A staffing assessment can be an important tool in your toolbox – but how do you know if it’s the right tool for you? You may need to perform a staffing assessment if one of these seven objectives applies to your facility or system:

1. Identifying/Projecting Appropriate Staffing Levels, Personnel Needs, and Costs

The most common objective of a staffing assessment involves identifying, projecting, and specifying the personnel needs and costs of staffing a correctional facility and program appropriately.  Making sure your facility is staffed correctly affects life safety, facility and community security, and your yearly operating budget. Making sure you have the right number and type of personnel in your correctional facility should be your top priority for ensuring effective facility operation. 

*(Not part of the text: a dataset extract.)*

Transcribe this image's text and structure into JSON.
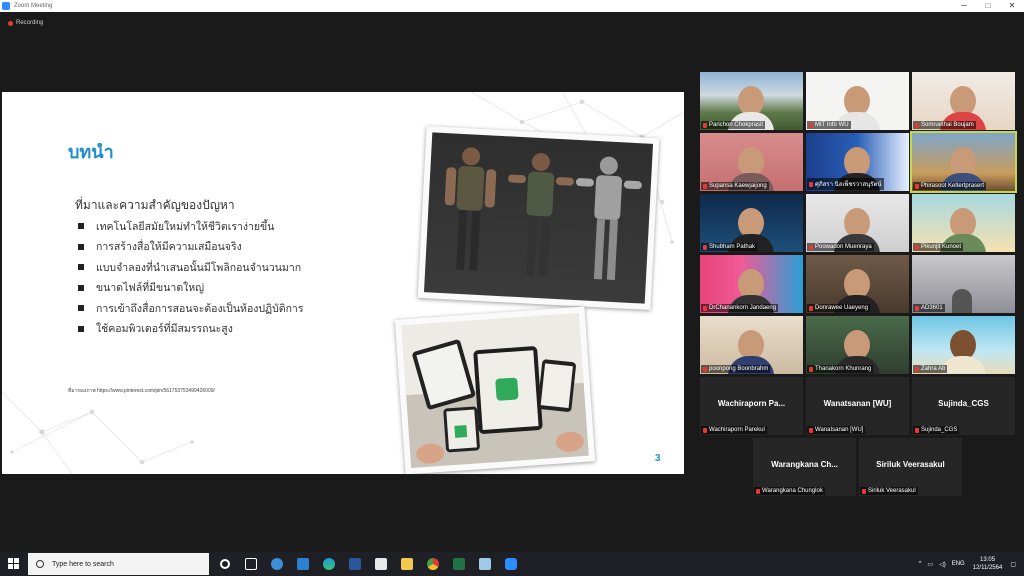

2. Modifying Staff Deployment to Improve Management and Control

Are staff members deployed in the proper locations and at the optimal time within the facility? As with many questions concerning correctional staffing requirements, the answer depends on the facility in question. A staffing study evaluates facility posts and, based on multiple factors specific to the facility and/or program, identifies if they are being prioritized appropriately to ensure safe and efficient operations. Correctional facilities and programs are not one size fits all, and neither are their staffing needs.

3. Documenting and Justifying Resource Needs

One of the biggest obstacles of budgeting and capital planning is being able to defend and justify resource needs. An independent staffing assessment helps you further evaluate those needs and arrive at staffing decisions that are purposeful, informed, and defendable. The research and findings gathered during the assessment arms you with the comprehensive, accurate data you need to properly support your resource goals and objectives.

4. Assessing System Risks and Identifying Necessary Security Improvements

Do your institutional rosters and deployment practices enable facilities to operate in a manner consistent with their institutional missions, Department policy, and accepted principles of correctional management? Are additional posts required to improve security or facility operations? Performing a staffing assessment will identify risks and provide clarity.

5. Reducing Staff Overtime

In addition to being costly, excessive overtime can lead to job dissatisfaction among personnel and, eventually, resignations. The best way to reduce overtime is to implement a well-thought out post plan. A staffing study lays the framework for intelligent post planning. By analyzing multiple factors – e.g., current staffing levels, normal operating practices – the post plan helps define acceptable levels of overtime utilization and identify possible remedies or resources at your disposal.

6. Improving Personnel Effectiveness

A professional assessment of your correctional staffing may reveal that important elements are missing or in need of modification, which can profoundly impact the effectiveness of personnel. A staffing study may identify an inefficiency or area of weakness that can be remedied through additional staff training or resolved completely through the introduction of new technology, thus freeing up staff for more critical responsibilities or post assignments.

7. Saving Money

The most expensive part of running a correctional facility over the course of its life is the cost of personnel. Changes in factors affecting staffing requirements, such as classification levels, inmate programs, or institutional mission, may require modifications in staff deployment or policies to ensure the most efficient and effective use of resources. Over time, distortions in staffing practices may develop. Without regular staffing reviews, these distortions can grow to have profound consequences on the efficiency of your personnel, safety of operations, and your bottom line. That’s why even the most successful staffing policies and plans require ongoing review and analysis.

If one or more of the objectives above aligns with your current priorities, your facility or agency may benefit greatly from performing a staffing assessment. Interested in learning more about the assessment process or need help getting started? Reach out anytime – we’re always here to help: kmcginnis@CGLcompanies.com.

How do we know?

CGL’s corrections facility authority, Ken McGinnis, served for eight years as the Director of the Michigan Department of Corrections. As a Senior Vice President for CGL for the past four years, Ken has performed 16 staffing studies of local and state correctional facilities.

Meet the Author

55837 Reasons for Performing a Staffing Assessment

Kenneth McGinnis

Senior Vice President

Ken has more than 42 years of professional experience in the management of correctional institutions, programs and organizations and has spent the last 14 years providing consultation to correctional agencies and organizations across the U.S. His governmental responsibilities have ranged from the management and administration of all facets of the Illinois and Michigan correctional systems to serving as warden and directing the operations of maximum, medium, and minimum security adult institutions. Ken served as the chief administrative officer of two...